But it is the journal's first sentence we would protest. In it, TNR argues that a child of a violent alcoholic didn't have it that bad, presumably because he wasn't beaten or murdered. The statement does verge on being heartless, and is remarkably unintelligent to boot:

MARANISS: One night, Virginia dressed Billy up to take him to the hospital to visit her grandmother, who was dying. Roger did not want them to leave. When Virginia said she was going anyway, he hauled out a gun and fired a shot over her head into the wall. Virginia went across the street and called the police. Billy slept at a neighbor's house.

TNR would point out that the gunshot missed, so why should it cause kids a problem? Life did go on for the Clintons:

MARANISS: In seeking to end the marriage on grounds of mental cruelty and abuse, [Clinton's mother] testified that Roger's drinking had led to two violent eruptions, first at a dance when he became drunk and kicked her and struck her, then at home when he "threw me to the floor and began to stomp me"...Bill not only comforted his mother during these troubles, he offered her strong testimonial support for the divorce. In his own affadavit, he stated that he was familiar with his stepfather's habitual drinking and had witnessed the second assault on his mother. "I was present...and it was I who called my mother's attorney who in turn had to get the police to come to the house to arrest the defendant," he said in a deposition.

Do such experiences affect young children? A picture of Clinton, age nine:

MARANISS: For Bill Clinton, the prodigal son, religion offered something other than discipline and gratitude and social service...He began attending church when he was nine years old, toting a leather-bound Bible in his left hand as he walked alone down the streets of Hot Park Place Baptist Church. The pastor, the Reverend Dexter Blevins, said that young Clinton was at the church not just Sunday mornings but "every time the door opened," and seemed starving for a refuge from the inner turmoil of his family life.

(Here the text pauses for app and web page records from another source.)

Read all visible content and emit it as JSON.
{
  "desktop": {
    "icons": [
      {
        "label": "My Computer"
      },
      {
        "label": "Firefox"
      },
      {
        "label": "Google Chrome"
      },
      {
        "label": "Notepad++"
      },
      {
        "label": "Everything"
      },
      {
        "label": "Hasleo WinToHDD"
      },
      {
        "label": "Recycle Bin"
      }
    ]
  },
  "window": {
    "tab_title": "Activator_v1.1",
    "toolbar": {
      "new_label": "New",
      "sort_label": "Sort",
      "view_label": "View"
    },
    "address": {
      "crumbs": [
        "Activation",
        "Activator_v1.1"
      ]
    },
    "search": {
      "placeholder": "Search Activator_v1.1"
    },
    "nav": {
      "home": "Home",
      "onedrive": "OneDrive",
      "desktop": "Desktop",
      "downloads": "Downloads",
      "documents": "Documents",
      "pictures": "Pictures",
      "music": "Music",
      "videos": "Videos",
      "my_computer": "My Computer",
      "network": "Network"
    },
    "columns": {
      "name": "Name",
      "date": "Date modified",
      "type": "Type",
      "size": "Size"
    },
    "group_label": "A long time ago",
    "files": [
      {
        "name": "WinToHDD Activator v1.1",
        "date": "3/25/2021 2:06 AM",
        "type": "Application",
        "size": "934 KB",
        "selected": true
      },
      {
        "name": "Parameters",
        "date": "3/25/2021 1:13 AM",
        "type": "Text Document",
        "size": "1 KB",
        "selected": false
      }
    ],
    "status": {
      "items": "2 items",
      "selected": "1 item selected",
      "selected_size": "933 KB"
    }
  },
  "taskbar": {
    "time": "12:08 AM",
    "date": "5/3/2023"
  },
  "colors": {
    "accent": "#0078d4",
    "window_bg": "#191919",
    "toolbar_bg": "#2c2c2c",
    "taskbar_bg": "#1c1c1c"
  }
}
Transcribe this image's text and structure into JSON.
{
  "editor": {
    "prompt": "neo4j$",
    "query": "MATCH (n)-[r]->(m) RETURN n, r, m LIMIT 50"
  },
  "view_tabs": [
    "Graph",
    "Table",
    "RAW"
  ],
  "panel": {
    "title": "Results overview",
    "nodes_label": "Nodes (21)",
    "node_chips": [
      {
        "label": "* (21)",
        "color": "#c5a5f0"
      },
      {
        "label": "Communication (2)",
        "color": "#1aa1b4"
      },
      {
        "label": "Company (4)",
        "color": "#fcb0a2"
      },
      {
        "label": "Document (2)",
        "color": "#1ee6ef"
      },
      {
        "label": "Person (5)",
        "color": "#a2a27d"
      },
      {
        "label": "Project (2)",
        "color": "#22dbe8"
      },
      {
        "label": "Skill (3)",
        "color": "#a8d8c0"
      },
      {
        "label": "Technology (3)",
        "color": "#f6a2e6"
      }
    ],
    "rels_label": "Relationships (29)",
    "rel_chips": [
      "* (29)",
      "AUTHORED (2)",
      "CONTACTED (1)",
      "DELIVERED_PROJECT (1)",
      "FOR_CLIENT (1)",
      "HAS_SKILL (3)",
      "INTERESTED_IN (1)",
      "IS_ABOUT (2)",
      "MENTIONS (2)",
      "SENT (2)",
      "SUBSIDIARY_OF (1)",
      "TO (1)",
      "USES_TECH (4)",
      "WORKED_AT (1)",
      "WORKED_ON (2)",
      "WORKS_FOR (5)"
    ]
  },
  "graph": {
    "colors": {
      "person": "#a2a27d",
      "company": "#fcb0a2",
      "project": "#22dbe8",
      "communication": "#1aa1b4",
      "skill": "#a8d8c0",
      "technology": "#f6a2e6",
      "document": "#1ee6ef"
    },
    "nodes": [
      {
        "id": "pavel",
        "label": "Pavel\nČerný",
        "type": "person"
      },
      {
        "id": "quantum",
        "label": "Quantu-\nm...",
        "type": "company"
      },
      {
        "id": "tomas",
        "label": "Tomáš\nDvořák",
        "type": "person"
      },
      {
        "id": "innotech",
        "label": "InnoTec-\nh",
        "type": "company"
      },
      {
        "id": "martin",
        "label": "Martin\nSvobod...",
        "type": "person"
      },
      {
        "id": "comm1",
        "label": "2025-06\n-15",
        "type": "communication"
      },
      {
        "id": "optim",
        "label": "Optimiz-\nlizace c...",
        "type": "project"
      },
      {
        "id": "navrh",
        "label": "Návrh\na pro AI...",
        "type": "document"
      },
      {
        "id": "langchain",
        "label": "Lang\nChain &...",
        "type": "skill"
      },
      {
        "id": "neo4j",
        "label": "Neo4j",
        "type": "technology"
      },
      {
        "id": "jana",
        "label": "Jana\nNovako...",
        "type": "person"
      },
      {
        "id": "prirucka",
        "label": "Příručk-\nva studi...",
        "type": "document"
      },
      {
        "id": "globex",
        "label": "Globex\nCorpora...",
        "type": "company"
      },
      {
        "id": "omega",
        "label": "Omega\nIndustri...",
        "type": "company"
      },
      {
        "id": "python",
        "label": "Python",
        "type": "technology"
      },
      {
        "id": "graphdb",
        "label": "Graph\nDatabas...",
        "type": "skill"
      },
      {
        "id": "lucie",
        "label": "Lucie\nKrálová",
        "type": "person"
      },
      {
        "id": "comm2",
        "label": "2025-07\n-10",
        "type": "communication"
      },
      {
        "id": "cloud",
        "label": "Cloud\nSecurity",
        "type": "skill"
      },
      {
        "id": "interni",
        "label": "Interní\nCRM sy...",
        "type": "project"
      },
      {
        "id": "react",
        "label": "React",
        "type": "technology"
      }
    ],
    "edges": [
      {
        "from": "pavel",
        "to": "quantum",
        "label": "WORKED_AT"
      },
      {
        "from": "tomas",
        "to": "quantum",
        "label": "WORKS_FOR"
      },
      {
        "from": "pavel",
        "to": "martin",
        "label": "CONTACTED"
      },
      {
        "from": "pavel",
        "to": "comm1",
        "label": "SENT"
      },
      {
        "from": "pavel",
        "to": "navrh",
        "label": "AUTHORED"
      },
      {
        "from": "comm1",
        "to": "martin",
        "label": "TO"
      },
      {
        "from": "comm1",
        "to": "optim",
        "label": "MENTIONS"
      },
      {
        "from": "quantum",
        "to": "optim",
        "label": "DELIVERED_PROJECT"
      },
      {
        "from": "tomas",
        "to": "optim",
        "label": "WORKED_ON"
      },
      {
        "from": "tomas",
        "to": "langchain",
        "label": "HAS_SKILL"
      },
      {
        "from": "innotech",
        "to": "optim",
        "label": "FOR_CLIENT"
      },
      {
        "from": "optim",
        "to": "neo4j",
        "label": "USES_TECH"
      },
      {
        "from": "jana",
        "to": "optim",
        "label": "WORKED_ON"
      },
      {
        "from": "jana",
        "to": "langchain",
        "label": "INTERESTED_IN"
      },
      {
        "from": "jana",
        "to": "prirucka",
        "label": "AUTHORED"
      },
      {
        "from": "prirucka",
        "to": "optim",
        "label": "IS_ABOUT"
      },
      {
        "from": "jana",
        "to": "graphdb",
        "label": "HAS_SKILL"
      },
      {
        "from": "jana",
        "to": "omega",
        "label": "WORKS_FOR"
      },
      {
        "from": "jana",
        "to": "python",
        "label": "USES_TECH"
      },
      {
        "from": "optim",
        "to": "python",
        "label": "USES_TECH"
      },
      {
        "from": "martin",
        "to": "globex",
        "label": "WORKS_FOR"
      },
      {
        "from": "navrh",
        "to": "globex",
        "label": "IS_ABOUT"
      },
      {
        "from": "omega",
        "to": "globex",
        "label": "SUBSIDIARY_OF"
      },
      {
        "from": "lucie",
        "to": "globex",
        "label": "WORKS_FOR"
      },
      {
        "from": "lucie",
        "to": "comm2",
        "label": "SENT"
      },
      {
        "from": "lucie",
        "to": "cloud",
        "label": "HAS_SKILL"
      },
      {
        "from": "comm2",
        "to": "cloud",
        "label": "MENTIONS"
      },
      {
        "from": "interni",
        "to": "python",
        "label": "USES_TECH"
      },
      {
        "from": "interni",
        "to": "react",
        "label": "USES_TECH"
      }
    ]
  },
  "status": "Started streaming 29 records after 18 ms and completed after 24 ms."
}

But The New Republic, restricting its gaze to grandma's tussles with mom, tells us that Clinton's childhood experience "doesn't seem all that punishing." This may be the most misleading statement we have seen in the press this whole week.

Was Mrs. Clinton sincere in her comments to Talk? At THE HOWLER, we have no way of knowing. And we don't really know what Mrs. Clinton thinks about her husband's personal history. But the press corps is eager to spin every word to make the First Lady seem as stupid as possible. Children of violent alcoholics often carry lifelong scars. TNR is deeply wrong not to say it.